Florida Attorney General Pam Bondi announced on Nov. 16 that the pharmacy chains CVS and Walgreens had been added to a lawsuit that her office filed in May against a number of leading pharmaceutical companies. The litigation accuses the drug companies and retail chains of fueling an opioid epidemic by creating an illegitimate demand for and recklessly distributing potentially lethal narcotic painkillers.
The pharmaceutical companies named in the lawsuit include Perdue Pharma, which makes OxyContin; Endo Pharmaceuticals, which manufactures Percocet; and the generic drug maker Teva Pharmaceutical. Bondi says that Walgreens and CVS dispensed unreasonable quantities of these powerful and highly addictive opioid painkillers and failed to meet their legal duty to notify authorities about suspicious orders. Other defendants are accused of offering doctors financial rewards for prescribing the drugs.
Tackling the opioid crisis is considered a priority for Florida law enforcement. Data from the National Institute on Drug Abuse reveals that 2,798 Floridians lost their lives in 2016 after overdosing on the drugs. Walgreens has had similar accusations leveled against it in the past, and its recordkeeping has been criticized by Drug Enforcement Administration investigators. The pharmacy chain may find it difficult to explain how one of its stores in Hudson sold enough opioid tablets to provide all 12,000 of the town’s residents with a six-month supply.
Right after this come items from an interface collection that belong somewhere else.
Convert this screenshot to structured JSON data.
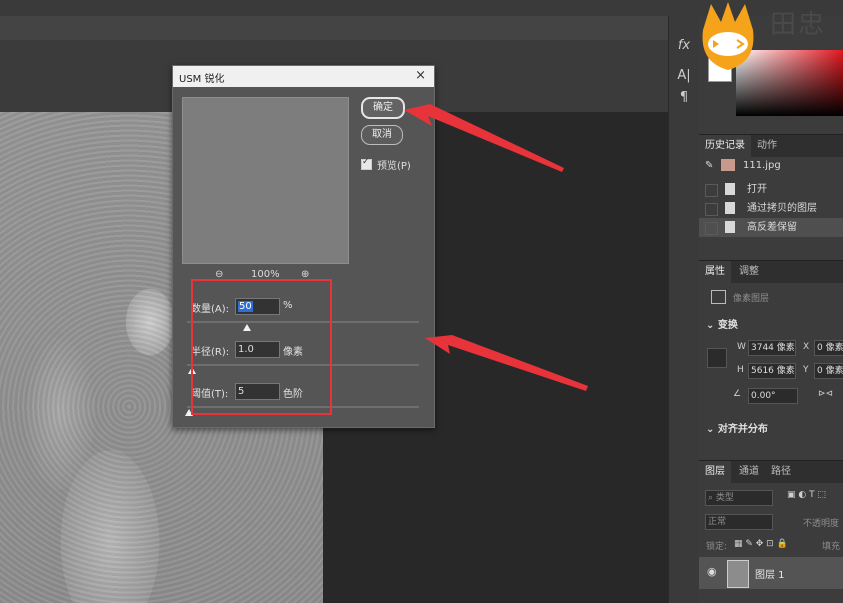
{
  "dialog": {
    "title": "USM 锐化",
    "close": "×",
    "ok_label": "确定",
    "cancel_label": "取消",
    "preview_label": "预览(P)",
    "preview_checked": true,
    "zoom_out": "⊖",
    "zoom_level": "100%",
    "zoom_in": "⊕",
    "amount": {
      "label": "数量(A):",
      "value": "50",
      "unit": "%",
      "slider_fraction": 0.26
    },
    "radius": {
      "label": "半径(R):",
      "value": "1.0",
      "unit": "像素",
      "slider_fraction": 0.02
    },
    "threshold": {
      "label": "阈值(T):",
      "value": "5",
      "unit": "色阶",
      "slider_fraction": 0.01
    }
  },
  "tools": {
    "fx": "fx",
    "char": "A|",
    "para": "¶"
  },
  "logo_text": "田忠",
  "history_panel": {
    "tabs": [
      "历史记录",
      "动作"
    ],
    "snapshot": "111.jpg",
    "items": [
      "打开",
      "通过拷贝的图层",
      "高反差保留"
    ]
  },
  "properties_panel": {
    "tabs": [
      "属性",
      "调整"
    ],
    "layer_type": "像素图层",
    "transform_title": "变换",
    "w_label": "W",
    "w_value": "3744 像素",
    "x_label": "X",
    "x_value": "0 像素",
    "h_label": "H",
    "h_value": "5616 像素",
    "y_label": "Y",
    "y_value": "0 像素",
    "angle_value": "0.00°",
    "align_title": "对齐并分布"
  },
  "layers_panel": {
    "tabs": [
      "图层",
      "通道",
      "路径"
    ],
    "kind_filter": "类型",
    "blend_mode": "正常",
    "opacity_label": "不透明度",
    "lock_label": "锁定:",
    "fill_label": "填充",
    "layer_name": "图层 1"
  },
  "colors": {
    "accent": "#e8333a",
    "selection": "#2d6fd6",
    "logo": "#f5a31a"
  }
}
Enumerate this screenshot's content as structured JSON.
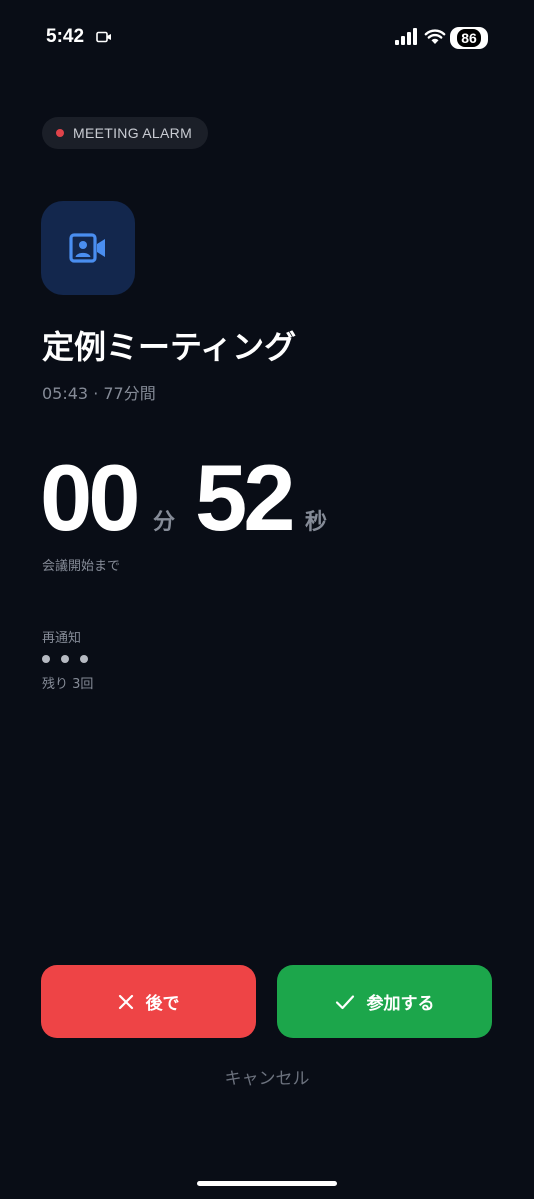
{
  "status_bar": {
    "time": "5:42",
    "battery": "86"
  },
  "alarm": {
    "badge_label": "MEETING ALARM",
    "title": "定例ミーティング",
    "subtitle": "05:43 · 77分間"
  },
  "countdown": {
    "minutes": "00",
    "minutes_unit": "分",
    "seconds": "52",
    "seconds_unit": "秒",
    "caption": "会議開始まで"
  },
  "snooze": {
    "label": "再通知",
    "remaining": "残り 3回"
  },
  "actions": {
    "later_label": "後で",
    "join_label": "参加する",
    "cancel_label": "キャンセル"
  },
  "colors": {
    "background": "#090d16",
    "later": "#ee4446",
    "join": "#1ca64b",
    "badge_dot": "#e0434a",
    "icon_bg": "#13274d",
    "icon_fg": "#4a8ef0"
  },
  "icons": {
    "app": "video-call-icon",
    "later": "close-icon",
    "join": "check-icon"
  }
}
The growing opioid crisis has also prompted lawmakers to stiffen the penalties for possessing and distributing the drugs. However, proving drug charges beyond any reasonable doubt could be challenging for prosecutors even when the facts of a case seem clear. During plea negotiations, experienced criminal defense attorneys may work with prosecutors to agree on an arrangement that minimizes penalties in exchange for a swift conclusion.
Source: National Public Radio, Florida Sues Walgreens, CVS For Alleged Role In Opioid Crisis, Emily Sullivan, Nov. 19, 2018